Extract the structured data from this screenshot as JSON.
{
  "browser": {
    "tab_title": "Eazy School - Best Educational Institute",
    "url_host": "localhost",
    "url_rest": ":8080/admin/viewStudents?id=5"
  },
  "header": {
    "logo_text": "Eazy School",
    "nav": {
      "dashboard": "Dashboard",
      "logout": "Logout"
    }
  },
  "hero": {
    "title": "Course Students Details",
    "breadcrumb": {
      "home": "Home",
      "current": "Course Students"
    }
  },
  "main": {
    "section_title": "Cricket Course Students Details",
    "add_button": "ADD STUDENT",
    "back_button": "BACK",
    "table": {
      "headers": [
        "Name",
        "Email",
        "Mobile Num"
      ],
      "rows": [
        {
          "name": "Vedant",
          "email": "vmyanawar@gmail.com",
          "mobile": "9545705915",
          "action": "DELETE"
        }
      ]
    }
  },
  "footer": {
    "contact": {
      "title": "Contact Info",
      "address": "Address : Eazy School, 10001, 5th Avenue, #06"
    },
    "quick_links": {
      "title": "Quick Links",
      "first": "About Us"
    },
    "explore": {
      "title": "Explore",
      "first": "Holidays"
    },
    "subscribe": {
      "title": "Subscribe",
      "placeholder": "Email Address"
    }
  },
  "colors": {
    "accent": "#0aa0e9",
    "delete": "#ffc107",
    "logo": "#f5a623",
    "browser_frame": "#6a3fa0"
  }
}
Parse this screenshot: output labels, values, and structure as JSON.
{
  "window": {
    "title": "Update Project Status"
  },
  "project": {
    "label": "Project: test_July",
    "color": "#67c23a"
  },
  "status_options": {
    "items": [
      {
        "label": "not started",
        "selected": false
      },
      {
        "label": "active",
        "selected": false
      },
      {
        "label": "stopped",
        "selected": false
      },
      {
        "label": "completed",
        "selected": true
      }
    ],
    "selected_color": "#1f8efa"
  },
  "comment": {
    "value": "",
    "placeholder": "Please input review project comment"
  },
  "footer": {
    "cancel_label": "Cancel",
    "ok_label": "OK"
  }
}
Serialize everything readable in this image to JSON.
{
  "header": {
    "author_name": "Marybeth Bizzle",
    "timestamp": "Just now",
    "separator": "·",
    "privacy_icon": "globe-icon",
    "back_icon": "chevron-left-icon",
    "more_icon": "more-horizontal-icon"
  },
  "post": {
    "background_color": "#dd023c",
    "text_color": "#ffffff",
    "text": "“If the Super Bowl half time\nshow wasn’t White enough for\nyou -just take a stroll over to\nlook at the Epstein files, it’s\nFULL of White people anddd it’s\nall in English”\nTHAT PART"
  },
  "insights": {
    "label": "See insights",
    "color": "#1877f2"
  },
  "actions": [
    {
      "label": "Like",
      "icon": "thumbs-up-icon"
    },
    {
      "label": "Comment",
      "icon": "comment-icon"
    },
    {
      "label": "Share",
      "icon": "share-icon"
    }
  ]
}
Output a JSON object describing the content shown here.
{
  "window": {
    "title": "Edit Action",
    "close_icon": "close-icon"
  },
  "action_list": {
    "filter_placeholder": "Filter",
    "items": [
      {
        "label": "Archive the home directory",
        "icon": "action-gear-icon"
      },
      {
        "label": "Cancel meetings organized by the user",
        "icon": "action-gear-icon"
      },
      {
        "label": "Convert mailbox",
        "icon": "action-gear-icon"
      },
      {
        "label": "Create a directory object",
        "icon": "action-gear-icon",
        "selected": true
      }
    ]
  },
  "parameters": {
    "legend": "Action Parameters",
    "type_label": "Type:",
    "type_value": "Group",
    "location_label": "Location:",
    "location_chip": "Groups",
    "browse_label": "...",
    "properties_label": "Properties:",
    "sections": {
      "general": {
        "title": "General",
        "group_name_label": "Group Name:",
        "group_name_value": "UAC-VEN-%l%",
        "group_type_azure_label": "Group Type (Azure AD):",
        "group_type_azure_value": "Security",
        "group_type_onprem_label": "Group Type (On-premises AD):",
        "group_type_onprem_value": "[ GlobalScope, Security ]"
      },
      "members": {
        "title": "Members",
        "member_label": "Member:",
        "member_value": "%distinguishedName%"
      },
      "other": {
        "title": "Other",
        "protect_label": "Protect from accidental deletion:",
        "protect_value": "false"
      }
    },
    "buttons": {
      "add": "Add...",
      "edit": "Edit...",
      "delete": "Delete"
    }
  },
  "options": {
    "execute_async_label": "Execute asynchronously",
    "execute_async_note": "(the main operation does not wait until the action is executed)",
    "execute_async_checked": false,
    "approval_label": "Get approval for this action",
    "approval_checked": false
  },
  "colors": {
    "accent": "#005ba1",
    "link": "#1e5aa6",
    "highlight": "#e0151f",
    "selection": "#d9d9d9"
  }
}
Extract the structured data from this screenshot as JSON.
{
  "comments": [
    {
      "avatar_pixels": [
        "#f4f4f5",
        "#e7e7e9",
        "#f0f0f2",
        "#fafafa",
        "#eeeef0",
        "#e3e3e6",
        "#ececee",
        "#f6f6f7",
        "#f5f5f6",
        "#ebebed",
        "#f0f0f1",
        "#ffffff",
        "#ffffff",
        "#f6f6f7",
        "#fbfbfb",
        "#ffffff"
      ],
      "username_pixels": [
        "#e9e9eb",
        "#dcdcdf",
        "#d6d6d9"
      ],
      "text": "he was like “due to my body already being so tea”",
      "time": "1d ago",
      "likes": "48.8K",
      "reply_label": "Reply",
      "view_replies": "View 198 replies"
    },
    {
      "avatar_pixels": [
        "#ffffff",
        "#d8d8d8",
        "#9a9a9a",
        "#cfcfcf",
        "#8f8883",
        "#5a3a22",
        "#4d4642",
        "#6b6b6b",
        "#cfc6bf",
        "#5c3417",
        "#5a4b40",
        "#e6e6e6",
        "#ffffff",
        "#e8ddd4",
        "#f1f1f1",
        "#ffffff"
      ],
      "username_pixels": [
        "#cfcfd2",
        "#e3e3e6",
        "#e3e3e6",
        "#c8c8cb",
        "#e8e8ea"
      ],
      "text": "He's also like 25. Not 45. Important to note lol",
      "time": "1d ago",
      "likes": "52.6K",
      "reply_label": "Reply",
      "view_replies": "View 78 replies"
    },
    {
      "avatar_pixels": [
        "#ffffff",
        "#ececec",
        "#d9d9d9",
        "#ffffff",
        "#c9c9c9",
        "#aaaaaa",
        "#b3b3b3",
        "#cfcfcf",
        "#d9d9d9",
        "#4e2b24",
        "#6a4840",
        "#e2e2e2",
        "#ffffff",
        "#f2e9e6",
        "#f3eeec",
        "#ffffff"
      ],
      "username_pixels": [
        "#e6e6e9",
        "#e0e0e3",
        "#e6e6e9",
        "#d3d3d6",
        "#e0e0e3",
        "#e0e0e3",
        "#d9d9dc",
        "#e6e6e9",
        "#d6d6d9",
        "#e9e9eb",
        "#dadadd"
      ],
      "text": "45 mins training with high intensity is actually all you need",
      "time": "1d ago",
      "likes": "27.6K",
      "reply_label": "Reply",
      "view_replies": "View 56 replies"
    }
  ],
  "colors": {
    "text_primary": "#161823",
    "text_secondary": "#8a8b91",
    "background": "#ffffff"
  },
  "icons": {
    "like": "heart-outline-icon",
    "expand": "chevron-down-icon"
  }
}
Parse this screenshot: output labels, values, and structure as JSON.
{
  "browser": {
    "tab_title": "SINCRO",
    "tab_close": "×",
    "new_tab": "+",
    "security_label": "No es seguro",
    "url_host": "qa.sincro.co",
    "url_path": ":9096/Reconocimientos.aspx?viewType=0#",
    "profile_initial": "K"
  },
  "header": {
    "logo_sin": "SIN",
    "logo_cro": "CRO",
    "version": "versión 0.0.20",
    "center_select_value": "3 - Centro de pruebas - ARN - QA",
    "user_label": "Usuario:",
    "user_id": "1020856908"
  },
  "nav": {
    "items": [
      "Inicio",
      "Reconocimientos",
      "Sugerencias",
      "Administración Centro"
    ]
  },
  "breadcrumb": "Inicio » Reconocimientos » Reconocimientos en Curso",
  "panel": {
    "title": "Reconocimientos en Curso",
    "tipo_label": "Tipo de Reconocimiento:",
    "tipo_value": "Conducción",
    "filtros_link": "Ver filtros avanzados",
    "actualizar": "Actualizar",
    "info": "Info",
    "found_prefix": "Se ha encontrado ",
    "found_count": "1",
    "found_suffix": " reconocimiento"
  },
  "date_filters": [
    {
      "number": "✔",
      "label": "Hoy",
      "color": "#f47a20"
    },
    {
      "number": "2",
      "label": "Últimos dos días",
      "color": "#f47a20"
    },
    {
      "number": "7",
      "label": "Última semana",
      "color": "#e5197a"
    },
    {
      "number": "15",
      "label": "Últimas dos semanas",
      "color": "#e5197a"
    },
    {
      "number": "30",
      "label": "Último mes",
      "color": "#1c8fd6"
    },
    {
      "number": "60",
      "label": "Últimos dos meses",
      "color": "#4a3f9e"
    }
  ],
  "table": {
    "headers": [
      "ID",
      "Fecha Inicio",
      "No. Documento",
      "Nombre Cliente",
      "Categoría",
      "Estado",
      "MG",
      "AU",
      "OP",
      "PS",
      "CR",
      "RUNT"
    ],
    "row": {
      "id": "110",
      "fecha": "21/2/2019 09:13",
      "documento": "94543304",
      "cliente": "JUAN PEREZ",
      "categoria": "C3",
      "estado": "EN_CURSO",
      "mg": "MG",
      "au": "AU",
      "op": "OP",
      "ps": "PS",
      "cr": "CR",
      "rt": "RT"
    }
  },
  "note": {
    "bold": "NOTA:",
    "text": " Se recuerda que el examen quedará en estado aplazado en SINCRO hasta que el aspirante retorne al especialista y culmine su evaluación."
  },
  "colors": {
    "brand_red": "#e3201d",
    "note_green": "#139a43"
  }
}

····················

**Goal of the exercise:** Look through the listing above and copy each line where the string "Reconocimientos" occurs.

**Solution for this task:**
    "url_path": ":9096/Reconocimientos.aspx?viewType=0#",
      "Reconocimientos",
  "breadcrumb": "Inicio » Reconocimientos » Reconocimientos en Curso",
    "title": "Reconocimientos en Curso",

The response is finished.